The same traffic that held him up was the very traffic that every other member of the team, coaching staff and executives managed to traverse without being late.
Reports have surfaced that if the team had another quarterback on the roster Mallett wouldn’t have even dressed for the game. Instead they let him stand on the sidelines in case of an injury to Hoyer and as of Tuesday he was officially an ex-Texan.
After watching Mallett spiral down this season it’s hard to imagine there was ever a time his maturity seemed to have improved. His time in Houston was full of immature decisions and his role on the team was a mistake. A mistake which O’Brien is solely to blame.

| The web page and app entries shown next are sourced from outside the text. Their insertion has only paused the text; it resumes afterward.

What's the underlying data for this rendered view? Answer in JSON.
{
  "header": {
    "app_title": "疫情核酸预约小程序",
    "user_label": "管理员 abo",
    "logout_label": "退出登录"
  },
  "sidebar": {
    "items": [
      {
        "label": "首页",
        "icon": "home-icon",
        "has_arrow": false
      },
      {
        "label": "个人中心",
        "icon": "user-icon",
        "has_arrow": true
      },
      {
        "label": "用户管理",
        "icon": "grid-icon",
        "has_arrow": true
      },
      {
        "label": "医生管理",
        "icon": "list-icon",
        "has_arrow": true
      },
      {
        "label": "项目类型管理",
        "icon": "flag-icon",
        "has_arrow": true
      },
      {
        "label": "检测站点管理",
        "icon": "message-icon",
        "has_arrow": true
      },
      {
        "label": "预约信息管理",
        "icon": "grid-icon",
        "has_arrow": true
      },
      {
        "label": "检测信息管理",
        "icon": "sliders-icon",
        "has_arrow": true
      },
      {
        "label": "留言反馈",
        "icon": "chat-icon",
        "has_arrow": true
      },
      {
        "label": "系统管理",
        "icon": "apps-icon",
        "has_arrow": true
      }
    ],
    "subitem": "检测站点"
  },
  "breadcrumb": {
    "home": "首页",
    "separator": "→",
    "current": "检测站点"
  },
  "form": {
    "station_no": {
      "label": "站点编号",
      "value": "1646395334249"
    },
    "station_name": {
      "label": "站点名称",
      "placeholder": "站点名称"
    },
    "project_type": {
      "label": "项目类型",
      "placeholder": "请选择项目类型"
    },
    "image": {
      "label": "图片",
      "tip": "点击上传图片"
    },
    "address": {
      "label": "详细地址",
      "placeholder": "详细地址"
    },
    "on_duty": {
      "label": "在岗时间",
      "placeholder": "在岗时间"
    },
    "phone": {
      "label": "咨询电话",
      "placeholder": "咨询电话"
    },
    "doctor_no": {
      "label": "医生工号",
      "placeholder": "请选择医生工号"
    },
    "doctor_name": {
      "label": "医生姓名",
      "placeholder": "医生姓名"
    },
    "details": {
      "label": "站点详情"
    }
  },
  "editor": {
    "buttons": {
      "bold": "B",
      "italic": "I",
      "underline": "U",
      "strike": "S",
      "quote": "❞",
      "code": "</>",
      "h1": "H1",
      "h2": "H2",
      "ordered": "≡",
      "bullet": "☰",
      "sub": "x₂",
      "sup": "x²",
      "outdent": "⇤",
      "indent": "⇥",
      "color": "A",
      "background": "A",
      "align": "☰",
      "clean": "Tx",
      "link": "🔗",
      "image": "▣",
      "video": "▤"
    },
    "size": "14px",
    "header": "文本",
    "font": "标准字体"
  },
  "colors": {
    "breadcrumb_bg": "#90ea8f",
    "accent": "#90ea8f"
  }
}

The Texans’ coach was Mallett’s offensive coordinator in New England where he was drafted. The talented kid fell to round three due to maturity issues then and as his time went on with the Patriots, he never showed any signs of changing.
A Bleacher Report piece from 2012 by Randolph Charlotin pointed out that Mallett, then a second-year player, showed no signs of changing after a full season in the league.
"It’s year two of Mallett’s career and it’s looking very much like year one. You would think he should be displaying significant progress as a passer. By all reports, however, so far he’s been disappointing in training camp.The narrative didn’t change in the first preseason game, as Mallett continued to scuffle along with inconsistent play. With a full offseason to learn the pro game and evolve as a quarterback, it looks like Mallett hasn’t progressed."
Inconsistent play absolutely defined Mallett’s short tenure in Houston. At times he would throw a beautiful laser pass for a score, then he would skip a few passes short of their intended target.
The cycle this season was just like last year when he had a great game against Cleveland, he would follow it with a dud like he did against Cincinnati. Then an excuse would surface, like how it was said he played poor against the Bengals due to playing through pain.
The fact that Bill O’Brien had a history with Mallett simply means he made a huge judgement error in believing the young man could change. He didn’t change throughout his collegiate days or his New England days.
By thinking he would become a new man during his Houston days O’Brien did a huge diservice to himself, the team and the fans. And he has no one to blame for this error in player evaluation except himself.